■ TASK DIRECTIONS ■
Print out the entries exactly, and include each one.

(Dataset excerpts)
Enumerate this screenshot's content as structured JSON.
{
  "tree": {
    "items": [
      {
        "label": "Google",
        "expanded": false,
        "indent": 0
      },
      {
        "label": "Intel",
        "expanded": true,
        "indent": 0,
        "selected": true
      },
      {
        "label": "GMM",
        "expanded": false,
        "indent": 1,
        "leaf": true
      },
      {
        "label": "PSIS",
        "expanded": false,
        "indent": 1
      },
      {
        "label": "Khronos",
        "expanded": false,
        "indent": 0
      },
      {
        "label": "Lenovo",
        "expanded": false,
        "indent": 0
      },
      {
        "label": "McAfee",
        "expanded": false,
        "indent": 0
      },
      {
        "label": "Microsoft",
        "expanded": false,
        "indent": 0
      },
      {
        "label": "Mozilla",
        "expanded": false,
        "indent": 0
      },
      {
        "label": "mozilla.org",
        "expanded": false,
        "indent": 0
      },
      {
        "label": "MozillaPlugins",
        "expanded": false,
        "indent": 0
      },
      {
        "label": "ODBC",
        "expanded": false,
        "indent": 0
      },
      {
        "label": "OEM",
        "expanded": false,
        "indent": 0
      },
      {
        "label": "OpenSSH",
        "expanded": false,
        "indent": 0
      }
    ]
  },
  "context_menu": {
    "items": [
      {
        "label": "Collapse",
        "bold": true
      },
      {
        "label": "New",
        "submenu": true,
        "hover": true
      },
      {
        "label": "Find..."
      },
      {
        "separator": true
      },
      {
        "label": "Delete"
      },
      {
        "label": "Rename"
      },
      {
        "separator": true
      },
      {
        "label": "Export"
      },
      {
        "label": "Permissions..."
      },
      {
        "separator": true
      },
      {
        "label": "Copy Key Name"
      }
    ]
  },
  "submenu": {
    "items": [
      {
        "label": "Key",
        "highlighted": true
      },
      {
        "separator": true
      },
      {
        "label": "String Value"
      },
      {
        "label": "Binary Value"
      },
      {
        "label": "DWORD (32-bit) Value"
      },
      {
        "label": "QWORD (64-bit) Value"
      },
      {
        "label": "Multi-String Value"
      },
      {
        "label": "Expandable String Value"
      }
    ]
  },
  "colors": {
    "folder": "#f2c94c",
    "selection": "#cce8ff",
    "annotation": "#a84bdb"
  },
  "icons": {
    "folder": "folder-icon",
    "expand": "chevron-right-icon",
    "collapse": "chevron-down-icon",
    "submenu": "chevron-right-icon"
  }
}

■ WRITTEN REPLY ■
Enumerate this screenshot's content as structured JSON.
{
  "tree": {
    "items": [
      {
        "label": "Google",
        "expanded": false,
        "indent": 0
      },
      {
        "label": "Intel",
        "expanded": true,
        "indent": 0,
        "selected": true
      },
      {
        "label": "GMM",
        "expanded": false,
        "indent": 1,
        "leaf": true
      },
      {
        "label": "PSIS",
        "expanded": false,
        "indent": 1
      },
      {
        "label": "Khronos",
        "expanded": false,
        "indent": 0
      },
      {
        "label": "Lenovo",
        "expanded": false,
        "indent": 0
      },
      {
        "label": "McAfee",
        "expanded": false,
        "indent": 0
      },
      {
        "label": "Microsoft",
        "expanded": false,
        "indent": 0
      },
      {
        "label": "Mozilla",
        "expanded": false,
        "indent": 0
      },
      {
        "label": "mozilla.org",
        "expanded": false,
        "indent": 0
      },
      {
        "label": "MozillaPlugins",
        "expanded": false,
        "indent": 0
      },
      {
        "label": "ODBC",
        "expanded": false,
        "indent": 0
      },
      {
        "label": "OEM",
        "expanded": false,
        "indent": 0
      },
      {
        "label": "OpenSSH",
        "expanded": false,
        "indent": 0
      }
    ]
  },
  "context_menu": {
    "items": [
      {
        "label": "Collapse",
        "bold": true
      },
      {
        "label": "New",
        "submenu": true,
        "hover": true
      },
      {
        "label": "Find..."
      },
      {
        "separator": true
      },
      {
        "label": "Delete"
      },
      {
        "label": "Rename"
      },
      {
        "separator": true
      },
      {
        "label": "Export"
      },
      {
        "label": "Permissions..."
      },
      {
        "separator": true
      },
      {
        "label": "Copy Key Name"
      }
    ]
  },
  "submenu": {
    "items": [
      {
        "label": "Key",
        "highlighted": true
      },
      {
        "separator": true
      },
      {
        "label": "String Value"
      },
      {
        "label": "Binary Value"
      },
      {
        "label": "DWORD (32-bit) Value"
      },
      {
        "label": "QWORD (64-bit) Value"
      },
      {
        "label": "Multi-String Value"
      },
      {
        "label": "Expandable String Value"
      }
    ]
  },
  "colors": {
    "folder": "#f2c94c",
    "selection": "#cce8ff",
    "annotation": "#a84bdb"
  },
  "icons": {
    "folder": "folder-icon",
    "expand": "chevron-right-icon",
    "collapse": "chevron-down-icon",
    "submenu": "chevron-right-icon"
  }
}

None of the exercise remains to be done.